- [Exercise]
Copy each line of the following data that contains "JSON".

- [Data records for software interfaces]
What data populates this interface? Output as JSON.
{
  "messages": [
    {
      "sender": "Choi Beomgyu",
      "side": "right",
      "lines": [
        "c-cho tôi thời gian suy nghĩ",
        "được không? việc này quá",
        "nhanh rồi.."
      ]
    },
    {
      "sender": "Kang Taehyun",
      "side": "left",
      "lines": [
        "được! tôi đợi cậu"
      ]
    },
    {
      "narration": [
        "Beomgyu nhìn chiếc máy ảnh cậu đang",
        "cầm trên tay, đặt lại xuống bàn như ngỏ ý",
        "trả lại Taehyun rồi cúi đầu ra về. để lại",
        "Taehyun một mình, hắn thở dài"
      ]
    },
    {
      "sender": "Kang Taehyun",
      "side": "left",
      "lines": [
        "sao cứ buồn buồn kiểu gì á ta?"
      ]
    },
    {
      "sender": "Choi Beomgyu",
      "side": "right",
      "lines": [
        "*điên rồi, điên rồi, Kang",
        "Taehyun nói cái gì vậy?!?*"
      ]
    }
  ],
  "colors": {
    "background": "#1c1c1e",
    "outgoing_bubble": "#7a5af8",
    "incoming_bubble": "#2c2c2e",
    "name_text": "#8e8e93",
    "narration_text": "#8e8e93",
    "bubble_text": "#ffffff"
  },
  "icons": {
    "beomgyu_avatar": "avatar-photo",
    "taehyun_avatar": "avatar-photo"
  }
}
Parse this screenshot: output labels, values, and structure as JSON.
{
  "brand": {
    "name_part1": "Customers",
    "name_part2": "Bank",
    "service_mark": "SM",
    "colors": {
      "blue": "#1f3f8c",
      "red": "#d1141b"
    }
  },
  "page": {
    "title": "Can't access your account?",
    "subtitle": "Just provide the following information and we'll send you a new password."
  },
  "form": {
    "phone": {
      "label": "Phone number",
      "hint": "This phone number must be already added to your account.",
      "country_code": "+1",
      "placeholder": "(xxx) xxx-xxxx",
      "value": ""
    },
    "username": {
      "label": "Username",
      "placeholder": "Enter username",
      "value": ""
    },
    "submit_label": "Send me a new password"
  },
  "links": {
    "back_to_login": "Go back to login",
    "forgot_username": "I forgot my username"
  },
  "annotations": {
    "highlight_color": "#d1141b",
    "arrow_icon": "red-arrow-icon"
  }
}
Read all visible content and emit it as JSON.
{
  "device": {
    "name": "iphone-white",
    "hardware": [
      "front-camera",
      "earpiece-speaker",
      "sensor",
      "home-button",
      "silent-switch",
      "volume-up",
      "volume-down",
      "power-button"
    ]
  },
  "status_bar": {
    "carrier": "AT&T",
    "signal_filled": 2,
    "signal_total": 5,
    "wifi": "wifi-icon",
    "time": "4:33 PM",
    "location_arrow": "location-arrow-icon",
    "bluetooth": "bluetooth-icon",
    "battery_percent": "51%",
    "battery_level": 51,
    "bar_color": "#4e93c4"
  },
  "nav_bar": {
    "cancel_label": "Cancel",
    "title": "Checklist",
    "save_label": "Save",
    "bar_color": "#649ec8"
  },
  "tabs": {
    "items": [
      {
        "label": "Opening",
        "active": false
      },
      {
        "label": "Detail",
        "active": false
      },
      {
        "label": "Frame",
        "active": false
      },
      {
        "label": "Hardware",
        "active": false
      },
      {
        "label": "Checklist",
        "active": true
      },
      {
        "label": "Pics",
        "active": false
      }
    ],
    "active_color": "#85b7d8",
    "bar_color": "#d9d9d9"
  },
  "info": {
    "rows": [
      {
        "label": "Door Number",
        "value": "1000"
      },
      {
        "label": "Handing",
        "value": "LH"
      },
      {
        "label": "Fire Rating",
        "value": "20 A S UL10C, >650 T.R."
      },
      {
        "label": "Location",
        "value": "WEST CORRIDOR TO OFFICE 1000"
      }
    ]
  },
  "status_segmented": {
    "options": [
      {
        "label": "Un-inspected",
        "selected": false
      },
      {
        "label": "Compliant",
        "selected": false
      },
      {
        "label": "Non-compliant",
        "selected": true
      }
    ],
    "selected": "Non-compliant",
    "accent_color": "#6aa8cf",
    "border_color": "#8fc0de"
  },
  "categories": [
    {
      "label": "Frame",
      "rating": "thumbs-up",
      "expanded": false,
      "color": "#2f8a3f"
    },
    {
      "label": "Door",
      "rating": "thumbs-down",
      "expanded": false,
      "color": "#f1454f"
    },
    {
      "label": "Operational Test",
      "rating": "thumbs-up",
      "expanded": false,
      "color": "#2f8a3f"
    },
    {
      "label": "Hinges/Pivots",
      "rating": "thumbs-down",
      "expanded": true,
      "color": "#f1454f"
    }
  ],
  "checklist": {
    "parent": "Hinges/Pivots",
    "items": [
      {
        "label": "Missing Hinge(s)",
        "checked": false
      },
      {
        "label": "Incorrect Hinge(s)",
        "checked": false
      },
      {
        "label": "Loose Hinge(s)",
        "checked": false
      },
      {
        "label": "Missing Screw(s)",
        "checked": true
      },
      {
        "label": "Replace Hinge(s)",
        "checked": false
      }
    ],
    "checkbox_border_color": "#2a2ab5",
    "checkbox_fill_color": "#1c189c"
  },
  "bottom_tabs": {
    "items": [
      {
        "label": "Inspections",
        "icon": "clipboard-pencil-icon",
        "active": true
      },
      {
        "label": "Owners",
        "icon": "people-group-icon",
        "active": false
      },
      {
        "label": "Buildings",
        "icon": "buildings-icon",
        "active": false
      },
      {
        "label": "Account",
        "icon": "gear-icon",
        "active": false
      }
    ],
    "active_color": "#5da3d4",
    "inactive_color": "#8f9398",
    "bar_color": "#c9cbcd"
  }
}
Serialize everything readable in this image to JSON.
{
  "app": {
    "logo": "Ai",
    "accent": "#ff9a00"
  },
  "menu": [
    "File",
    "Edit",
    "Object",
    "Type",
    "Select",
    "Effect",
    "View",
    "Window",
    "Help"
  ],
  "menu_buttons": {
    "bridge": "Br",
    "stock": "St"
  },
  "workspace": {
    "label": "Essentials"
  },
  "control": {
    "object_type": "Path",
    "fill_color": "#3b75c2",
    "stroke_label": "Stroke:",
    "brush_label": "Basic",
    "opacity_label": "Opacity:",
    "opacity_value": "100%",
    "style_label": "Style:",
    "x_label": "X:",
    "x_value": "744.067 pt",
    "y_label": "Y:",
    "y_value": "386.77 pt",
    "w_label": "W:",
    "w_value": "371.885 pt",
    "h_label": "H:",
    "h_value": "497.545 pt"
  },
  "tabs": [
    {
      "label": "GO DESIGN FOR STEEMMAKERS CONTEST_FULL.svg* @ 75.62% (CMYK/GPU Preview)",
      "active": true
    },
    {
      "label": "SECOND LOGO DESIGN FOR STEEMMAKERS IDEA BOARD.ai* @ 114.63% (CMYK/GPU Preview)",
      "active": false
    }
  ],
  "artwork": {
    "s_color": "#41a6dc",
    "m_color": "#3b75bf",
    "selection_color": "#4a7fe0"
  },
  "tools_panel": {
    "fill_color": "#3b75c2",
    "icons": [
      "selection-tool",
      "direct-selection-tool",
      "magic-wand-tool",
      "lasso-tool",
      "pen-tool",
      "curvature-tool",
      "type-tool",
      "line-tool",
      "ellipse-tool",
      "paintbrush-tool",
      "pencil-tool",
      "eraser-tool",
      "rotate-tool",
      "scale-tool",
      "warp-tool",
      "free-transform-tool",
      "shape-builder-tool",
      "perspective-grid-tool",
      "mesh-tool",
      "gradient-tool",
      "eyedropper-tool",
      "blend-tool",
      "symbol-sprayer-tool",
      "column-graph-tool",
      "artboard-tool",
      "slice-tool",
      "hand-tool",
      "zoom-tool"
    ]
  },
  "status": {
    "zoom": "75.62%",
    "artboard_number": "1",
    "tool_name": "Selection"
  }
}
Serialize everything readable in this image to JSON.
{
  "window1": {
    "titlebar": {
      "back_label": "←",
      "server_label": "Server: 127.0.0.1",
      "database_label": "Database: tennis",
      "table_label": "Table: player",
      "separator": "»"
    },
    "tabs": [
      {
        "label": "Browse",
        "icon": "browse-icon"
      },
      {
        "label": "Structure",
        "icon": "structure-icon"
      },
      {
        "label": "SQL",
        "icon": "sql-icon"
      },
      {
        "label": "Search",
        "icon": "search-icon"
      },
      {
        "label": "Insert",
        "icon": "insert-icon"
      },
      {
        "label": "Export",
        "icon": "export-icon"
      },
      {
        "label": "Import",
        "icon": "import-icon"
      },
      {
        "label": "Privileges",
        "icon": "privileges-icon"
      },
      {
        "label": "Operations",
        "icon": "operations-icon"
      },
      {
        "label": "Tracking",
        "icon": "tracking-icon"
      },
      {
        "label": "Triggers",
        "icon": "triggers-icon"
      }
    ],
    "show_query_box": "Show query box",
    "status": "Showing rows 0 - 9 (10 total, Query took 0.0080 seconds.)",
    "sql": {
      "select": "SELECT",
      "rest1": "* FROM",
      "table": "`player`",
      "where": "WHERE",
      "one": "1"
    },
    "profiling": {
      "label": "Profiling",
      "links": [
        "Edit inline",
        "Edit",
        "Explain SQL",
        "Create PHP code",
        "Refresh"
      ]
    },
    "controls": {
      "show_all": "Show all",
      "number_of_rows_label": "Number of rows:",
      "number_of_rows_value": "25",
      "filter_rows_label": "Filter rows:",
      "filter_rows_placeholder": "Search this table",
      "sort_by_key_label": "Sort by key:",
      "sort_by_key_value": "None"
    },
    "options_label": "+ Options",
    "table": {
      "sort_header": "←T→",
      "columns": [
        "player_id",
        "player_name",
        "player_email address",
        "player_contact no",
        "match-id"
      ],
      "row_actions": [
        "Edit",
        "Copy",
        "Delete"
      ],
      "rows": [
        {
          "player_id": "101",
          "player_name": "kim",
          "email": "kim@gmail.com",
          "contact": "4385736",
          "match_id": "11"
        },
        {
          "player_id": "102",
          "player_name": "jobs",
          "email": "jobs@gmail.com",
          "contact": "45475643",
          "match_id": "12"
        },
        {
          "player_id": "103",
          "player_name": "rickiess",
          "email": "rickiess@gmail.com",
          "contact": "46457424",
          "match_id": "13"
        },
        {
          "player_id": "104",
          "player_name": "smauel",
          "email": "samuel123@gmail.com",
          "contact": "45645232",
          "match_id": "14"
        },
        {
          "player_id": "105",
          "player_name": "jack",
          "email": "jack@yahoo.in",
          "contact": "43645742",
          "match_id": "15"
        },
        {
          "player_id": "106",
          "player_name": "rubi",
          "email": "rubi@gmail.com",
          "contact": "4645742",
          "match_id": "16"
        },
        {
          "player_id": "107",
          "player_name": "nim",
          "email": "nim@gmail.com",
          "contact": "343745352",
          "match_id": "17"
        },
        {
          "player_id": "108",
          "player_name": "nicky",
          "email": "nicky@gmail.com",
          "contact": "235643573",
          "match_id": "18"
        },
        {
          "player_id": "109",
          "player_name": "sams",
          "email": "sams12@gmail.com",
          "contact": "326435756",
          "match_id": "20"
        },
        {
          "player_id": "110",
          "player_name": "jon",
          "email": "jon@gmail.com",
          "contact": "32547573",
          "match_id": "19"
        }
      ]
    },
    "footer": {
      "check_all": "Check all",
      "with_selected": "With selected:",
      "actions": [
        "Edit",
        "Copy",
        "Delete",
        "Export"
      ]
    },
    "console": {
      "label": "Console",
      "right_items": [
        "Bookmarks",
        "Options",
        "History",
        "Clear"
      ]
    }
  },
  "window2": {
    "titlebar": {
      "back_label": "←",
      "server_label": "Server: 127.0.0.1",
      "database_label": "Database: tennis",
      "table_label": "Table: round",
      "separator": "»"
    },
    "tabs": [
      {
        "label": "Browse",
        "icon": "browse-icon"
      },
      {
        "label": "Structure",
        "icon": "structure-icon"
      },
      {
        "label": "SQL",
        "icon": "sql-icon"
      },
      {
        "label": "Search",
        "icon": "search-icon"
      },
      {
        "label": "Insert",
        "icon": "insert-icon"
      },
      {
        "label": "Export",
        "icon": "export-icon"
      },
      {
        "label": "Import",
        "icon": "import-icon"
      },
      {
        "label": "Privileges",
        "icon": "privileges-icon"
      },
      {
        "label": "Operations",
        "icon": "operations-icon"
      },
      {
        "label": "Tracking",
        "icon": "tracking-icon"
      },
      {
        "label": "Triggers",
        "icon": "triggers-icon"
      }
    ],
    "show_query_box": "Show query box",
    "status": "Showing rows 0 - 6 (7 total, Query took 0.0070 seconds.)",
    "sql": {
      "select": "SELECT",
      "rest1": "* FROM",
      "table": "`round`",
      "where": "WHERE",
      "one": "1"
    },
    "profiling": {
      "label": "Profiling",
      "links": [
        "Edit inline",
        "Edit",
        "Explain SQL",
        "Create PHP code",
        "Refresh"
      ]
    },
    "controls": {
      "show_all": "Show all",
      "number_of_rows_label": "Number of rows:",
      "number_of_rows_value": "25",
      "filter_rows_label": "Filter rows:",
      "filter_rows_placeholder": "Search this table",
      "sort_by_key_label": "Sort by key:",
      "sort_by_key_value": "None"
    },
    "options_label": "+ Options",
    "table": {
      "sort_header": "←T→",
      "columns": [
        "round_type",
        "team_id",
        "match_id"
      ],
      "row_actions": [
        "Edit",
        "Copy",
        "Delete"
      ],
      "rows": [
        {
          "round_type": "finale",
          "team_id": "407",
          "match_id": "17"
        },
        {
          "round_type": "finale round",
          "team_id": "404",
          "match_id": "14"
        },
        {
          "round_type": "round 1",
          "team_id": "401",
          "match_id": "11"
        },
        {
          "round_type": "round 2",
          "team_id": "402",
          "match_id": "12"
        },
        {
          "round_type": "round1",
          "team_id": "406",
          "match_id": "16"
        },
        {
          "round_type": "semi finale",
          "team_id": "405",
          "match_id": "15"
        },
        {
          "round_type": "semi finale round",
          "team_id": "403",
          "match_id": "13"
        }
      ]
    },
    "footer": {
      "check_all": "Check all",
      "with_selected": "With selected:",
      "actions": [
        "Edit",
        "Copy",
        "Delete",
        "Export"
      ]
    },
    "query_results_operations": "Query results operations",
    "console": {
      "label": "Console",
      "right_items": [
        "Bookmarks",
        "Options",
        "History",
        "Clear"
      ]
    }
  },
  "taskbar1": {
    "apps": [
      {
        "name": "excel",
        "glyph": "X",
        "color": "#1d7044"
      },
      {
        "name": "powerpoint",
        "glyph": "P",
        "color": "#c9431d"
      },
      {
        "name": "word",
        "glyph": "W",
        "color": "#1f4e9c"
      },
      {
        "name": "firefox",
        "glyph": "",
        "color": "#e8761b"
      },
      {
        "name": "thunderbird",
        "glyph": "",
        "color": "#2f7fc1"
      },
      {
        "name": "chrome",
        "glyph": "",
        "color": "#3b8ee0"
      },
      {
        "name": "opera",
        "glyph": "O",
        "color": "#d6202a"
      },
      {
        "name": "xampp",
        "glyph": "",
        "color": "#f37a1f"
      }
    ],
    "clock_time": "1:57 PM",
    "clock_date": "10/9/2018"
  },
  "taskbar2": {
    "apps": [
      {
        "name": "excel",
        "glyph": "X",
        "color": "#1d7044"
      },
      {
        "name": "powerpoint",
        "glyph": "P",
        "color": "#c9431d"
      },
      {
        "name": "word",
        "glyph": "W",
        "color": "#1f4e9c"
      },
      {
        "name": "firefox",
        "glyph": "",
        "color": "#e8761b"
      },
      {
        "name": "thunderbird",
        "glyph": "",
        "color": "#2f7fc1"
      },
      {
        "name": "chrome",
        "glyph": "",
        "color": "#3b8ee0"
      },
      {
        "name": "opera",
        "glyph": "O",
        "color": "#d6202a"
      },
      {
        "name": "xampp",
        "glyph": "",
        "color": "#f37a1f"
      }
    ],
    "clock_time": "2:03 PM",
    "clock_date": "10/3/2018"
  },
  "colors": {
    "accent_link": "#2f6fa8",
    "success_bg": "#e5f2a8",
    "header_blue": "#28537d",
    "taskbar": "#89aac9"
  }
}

- [Written response]
What data populates this interface? Output as JSON.
Parse this screenshot: output labels, values, and structure as JSON.
Read all visible content and emit it as JSON.
Serialize everything readable in this image to JSON.
Serialize everything readable in this image to JSON.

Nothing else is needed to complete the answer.